Bingo Review 2: Shelfie
I honestly have no idea how long Press Start to Play has been on my literal TBR shelf, but it’s been a while.
I figured this was as good a reason as any to finally pick it up, especially since I actually broke down and bought a Nintendo Switch Light a few weeks ago. I’ve never been much of a gamer; I didn’t grow up with it really, unless you count the educational stuff like Oregon Trail and Number Munchers. I also remember what must have been some kind of super basic coding game where there’s this turtle and you can write it instructions to draw things or do basic animations. Anybody in elementary school in the late 80s remember this?
Anyways, Press Start to Play is a short story anthology by a wide variety of authors, some known to me as fantasy writers, others apparently well known in the gaming or comic industries but just not familiar to me. Overall, there’s 2 basic story types: Type 1: someone gets into a game, only to discover the game is not what they initially thought (ie there’s an impact on the real world they hadn’t first known about and must confront, etc), and Type 2: a gamer gets stuck in the game somehow and needs to figure out how or if they can escape. Overall, the collection gets a little predictable in this, but most of the stories are still interesting in their own ways.

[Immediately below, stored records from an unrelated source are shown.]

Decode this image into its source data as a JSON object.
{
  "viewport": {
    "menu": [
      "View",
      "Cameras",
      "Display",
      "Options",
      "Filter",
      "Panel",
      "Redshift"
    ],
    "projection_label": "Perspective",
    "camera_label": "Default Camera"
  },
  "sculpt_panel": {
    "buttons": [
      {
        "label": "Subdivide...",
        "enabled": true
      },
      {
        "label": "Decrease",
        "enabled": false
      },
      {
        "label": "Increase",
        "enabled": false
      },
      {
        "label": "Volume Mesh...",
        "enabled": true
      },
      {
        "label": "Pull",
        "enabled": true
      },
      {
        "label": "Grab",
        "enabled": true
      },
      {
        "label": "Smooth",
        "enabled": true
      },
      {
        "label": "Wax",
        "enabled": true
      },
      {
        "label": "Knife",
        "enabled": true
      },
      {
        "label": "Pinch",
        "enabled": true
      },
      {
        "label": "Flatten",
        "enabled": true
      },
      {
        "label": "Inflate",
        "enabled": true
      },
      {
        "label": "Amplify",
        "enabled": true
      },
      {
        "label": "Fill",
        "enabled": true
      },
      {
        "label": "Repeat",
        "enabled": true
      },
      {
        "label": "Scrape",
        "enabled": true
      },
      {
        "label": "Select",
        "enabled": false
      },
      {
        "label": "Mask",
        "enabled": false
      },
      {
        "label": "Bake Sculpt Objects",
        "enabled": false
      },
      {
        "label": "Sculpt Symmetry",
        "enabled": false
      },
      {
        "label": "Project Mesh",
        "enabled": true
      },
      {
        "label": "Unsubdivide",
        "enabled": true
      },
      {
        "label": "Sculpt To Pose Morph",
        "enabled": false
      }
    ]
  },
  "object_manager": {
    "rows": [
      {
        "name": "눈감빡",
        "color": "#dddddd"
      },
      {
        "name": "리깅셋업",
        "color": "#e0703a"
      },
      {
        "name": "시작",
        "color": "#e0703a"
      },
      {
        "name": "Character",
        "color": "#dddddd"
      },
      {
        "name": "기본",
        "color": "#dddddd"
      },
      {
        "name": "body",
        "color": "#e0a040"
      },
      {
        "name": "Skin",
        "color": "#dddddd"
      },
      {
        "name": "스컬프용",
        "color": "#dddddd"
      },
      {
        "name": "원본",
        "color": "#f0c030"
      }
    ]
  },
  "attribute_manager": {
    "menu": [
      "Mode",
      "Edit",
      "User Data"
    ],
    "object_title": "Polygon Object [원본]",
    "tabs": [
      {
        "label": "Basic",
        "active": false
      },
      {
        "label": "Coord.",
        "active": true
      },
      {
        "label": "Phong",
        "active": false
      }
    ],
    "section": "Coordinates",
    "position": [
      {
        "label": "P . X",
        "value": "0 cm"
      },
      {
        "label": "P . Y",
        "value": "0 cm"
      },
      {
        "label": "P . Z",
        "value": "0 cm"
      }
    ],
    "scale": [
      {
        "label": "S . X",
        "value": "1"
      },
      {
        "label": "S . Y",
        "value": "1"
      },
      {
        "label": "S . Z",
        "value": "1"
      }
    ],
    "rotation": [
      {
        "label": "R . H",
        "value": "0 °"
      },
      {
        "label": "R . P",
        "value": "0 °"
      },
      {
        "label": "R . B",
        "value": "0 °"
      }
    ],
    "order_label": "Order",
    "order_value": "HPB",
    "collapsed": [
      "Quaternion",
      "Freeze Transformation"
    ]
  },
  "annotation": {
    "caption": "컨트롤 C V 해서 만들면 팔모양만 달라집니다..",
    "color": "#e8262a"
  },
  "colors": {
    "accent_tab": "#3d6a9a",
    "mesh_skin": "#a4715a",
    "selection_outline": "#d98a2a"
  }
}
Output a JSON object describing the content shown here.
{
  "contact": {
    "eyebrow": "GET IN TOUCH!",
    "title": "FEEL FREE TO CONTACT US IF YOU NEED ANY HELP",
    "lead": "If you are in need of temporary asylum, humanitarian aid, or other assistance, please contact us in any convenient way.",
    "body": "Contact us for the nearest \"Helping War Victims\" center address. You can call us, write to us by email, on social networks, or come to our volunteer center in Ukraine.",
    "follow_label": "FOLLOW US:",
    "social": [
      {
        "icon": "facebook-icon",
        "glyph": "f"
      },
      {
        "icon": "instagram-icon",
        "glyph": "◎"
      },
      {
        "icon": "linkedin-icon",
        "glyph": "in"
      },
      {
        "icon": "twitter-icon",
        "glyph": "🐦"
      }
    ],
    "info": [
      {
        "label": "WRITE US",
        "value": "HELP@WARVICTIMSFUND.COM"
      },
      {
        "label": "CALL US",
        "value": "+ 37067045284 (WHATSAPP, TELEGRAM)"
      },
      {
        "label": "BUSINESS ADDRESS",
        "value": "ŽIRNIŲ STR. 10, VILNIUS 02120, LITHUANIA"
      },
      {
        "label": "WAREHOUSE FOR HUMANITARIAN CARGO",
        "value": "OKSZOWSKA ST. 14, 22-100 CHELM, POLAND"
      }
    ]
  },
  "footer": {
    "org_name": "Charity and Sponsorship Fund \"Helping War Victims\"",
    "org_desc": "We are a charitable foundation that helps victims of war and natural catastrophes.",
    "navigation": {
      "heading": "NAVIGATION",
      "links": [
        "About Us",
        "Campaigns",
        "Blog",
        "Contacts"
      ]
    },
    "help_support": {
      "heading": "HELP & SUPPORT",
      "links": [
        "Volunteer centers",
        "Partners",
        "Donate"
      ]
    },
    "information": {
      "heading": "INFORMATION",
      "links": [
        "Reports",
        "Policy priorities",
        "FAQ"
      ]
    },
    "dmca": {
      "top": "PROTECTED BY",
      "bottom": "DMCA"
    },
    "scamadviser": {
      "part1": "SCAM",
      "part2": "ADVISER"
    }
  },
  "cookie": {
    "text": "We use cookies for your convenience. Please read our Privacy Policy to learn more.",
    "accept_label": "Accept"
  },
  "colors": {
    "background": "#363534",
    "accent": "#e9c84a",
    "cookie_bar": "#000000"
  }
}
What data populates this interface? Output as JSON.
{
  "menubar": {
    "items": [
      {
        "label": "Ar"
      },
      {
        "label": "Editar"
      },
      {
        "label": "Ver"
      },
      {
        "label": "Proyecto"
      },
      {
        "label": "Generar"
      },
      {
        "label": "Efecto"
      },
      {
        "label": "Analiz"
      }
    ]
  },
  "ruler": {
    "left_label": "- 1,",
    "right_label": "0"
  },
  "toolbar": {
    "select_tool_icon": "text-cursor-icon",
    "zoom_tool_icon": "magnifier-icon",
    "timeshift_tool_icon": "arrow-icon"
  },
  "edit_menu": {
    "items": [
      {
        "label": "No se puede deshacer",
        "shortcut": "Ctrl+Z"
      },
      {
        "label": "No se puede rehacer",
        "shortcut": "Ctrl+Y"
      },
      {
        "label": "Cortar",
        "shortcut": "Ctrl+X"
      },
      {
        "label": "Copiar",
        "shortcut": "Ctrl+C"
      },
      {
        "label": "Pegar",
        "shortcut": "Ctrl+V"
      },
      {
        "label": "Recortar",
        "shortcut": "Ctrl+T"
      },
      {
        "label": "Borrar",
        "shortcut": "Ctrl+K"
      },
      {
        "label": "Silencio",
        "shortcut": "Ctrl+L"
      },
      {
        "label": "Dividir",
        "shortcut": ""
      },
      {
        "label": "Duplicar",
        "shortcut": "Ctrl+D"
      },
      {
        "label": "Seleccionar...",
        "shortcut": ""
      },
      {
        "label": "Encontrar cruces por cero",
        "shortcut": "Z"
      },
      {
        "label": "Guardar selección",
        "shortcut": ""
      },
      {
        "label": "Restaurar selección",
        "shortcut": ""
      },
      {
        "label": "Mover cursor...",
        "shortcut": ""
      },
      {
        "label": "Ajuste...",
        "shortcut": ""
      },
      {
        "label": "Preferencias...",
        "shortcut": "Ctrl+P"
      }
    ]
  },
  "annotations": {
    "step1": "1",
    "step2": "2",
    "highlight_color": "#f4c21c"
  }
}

2 of my favorite 3 stories happen to be by authors I was already somewhat familiar with via other means: “1UP” by Holly Black and “Survival Horror” by Seanan McGuire. The third story I liked was “REAL” by Django Wexler. Both “Survival Horror” and “REAL” have something to do with a game becoming real or trying to control some element of reality with probable sinister intent. “Survival Horror” is set in the author’s InCryptid world, so it helps if you’ve read at least one of those novels, as I thankfully recently had. It was kind of fun to see a little more from characters only briefly mentioned in the main series (as of book 1), and see main characters mentioned only in passing. I liked the first InCryptid novel; it’s kind of junky but entertaining urban fantasy. The short story is two of the younger characters hanging out and getting stuck in a game, and if they don’t solve the puzzles, something bad, Robin Goodfellow, might be released into the real world or they might get stuck in captivity with him. Will they escape, and who set them up? I have to admit, I did not really like Holly Black’s YA novel The Cruel Prince, although I think that might post-date “1UP”. The short story might be my favorite of the book because it’s pretty different in some ways. The basic premise is a group of teen are meeting in real life for the first time at the funeral of one of their online friends, but something is strange, and it turns out the dead friend has set up a gaming challenge for them to help them figure out what happened to him. I really liked the final twist which is a little cliché in terms of whodunit but also a good twist. No spoilers. “REAL” is one of the stories of the game has mysterious impact on real world sorts, but I really did like the twist about exactly what was going on; the big realization/reveal was well set up and it really works nicely. It’s kind of creepy if you think about the implications, but I still liked it.
The one story that didn’t really seem to fit into the above noted patterns was “Respawn” by Hiroshi Sakurazaka. It’s not a bad story, but the prologue reframing some Biblical text in gamer context and the actual story about a guy who keeps dying but reviving in different bodies doesn’t really clearly connect with video games. I can see how it’s supposed to, but I just don’t buy it.
Overall, it’s a good collection with some hit and miss for me.